  • August 29 (F): Lecture 3: Meteorological Measurements/Weather Maps (Ch. 2, 3)
  • September 1 (M): NO CLASS
  • September 3 (W): Lecture 4: Atmospheric Stability (Ch. 6)
  • September 5 (F): Lecture 5: Atmospheric Stability (Ch. 6)
  • September 8 (M): Lecture 6: Hurricanes (Ch. 24)
  • September 10 (W): Lecture 7: Hurricanes (Ch. 24)
  • September 12 (F): Lecture 8: Hurricanes (Ch. 24)
  • September 15 (M): Lecture 9: Hurricanes (Ch. 24)
  • September 17 (W): Lecture 10: Hurricanes (Ch. 24)
  • September 19 (F): Lecture 11: Pressure Systems (Ch. 8)
  • September 22 (M): Lecture 12: Pressure Systems/Fronts (Ch. 8,9)
  • October 27 (M): Lecture 27: Storm Chasing
  • October 29 (W): Lecture 28: Severe Weather Safety/Myths
  • October 31 (F): Lecture 29: Hailstorms (Ch. 20)
  • November 3 (M): Lecture 30: NASA Hurricane Field Experiment/Forecasting (Guest Lecture)
  • November 5 (W): Lecture 31: Rainbows/Optical Phenomena (Guest Lecture)
  • November 7 (F): NO CLASS (most likely)
  • November 10 (M): Lecture 32: REVIEW FOR MIDTERM #2
  • November 12 (W): Lecture 33: Flooding (Ch. 25)
  • November 14 (F): MIDTERM #2 (location: Pollock Testing Center) – NO CLASS
  • November 17 (M): Lecture 34: Lightning (Ch. 22)
  • November 19 (W): Lecture 35: Freezing Precipitation (Ch. 12)
  • November 21 (F): Lecture 36: Lake Effect Snowstorms (Ch. 13)
  • November 24 (M): NO CLASS – THANKSGIVING
  • November 26 (W): NO CLASS – THANKSGIVING
  • November 28 (F): NO CLASS – THANKSGIVING
  • December 1 (M): Lecture 37: Being a TV Meteorologist (Guest Lecture)
  • December 3 (W): Lecture 38: Blizzards (Ch. 15)
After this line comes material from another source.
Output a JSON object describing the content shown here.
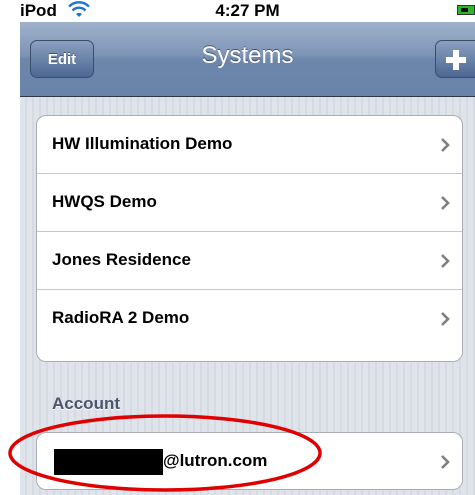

  • December 5 (F): Lecture 39: Blizzards (Ch. 15) EXTRA CREDIT DUE
  • December 8 (M): Lecture 40: Climate Change
  • December 10 (W): Lecture 41: Climate Change Impacts
  • December 12 (F): Lecture 42: REVIEW FOR FINAL
  • FINAL EXAM: FRIDAY, DECEMBER 19, 8:00-9:55 AM (160 Willard)